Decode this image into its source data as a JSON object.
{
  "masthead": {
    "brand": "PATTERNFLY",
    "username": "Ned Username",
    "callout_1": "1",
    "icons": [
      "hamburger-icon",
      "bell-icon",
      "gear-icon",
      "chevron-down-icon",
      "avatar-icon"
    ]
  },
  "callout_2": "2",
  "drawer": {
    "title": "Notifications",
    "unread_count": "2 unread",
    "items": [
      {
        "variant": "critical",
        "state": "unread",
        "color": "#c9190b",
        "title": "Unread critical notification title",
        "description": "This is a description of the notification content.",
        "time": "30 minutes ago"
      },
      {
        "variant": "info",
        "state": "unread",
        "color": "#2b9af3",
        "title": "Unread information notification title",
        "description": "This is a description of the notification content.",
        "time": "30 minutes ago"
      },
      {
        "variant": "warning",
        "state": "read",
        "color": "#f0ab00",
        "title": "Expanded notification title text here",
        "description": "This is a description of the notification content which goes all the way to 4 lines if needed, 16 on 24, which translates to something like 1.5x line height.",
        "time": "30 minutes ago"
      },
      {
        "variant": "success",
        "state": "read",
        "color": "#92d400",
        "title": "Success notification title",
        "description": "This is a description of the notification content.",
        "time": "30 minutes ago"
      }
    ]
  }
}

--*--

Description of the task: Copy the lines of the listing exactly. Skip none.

Result of the exercise:
Decode this image into its source data as a JSON object.
{
  "masthead": {
    "brand": "PATTERNFLY",
    "username": "Ned Username",
    "callout_1": "1",
    "icons": [
      "hamburger-icon",
      "bell-icon",
      "gear-icon",
      "chevron-down-icon",
      "avatar-icon"
    ]
  },
  "callout_2": "2",
  "drawer": {
    "title": "Notifications",
    "unread_count": "2 unread",
    "items": [
      {
        "variant": "critical",
        "state": "unread",
        "color": "#c9190b",
        "title": "Unread critical notification title",
        "description": "This is a description of the notification content.",
        "time": "30 minutes ago"
      },
      {
        "variant": "info",
        "state": "unread",
        "color": "#2b9af3",
        "title": "Unread information notification title",
        "description": "This is a description of the notification content.",
        "time": "30 minutes ago"
      },
      {
        "variant": "warning",
        "state": "read",
        "color": "#f0ab00",
        "title": "Expanded notification title text here",
        "description": "This is a description of the notification content which goes all the way to 4 lines if needed, 16 on 24, which translates to something like 1.5x line height.",
        "time": "30 minutes ago"
      },
      {
        "variant": "success",
        "state": "read",
        "color": "#92d400",
        "title": "Success notification title",
        "description": "This is a description of the notification content.",
        "time": "30 minutes ago"
      }
    ]
  }
}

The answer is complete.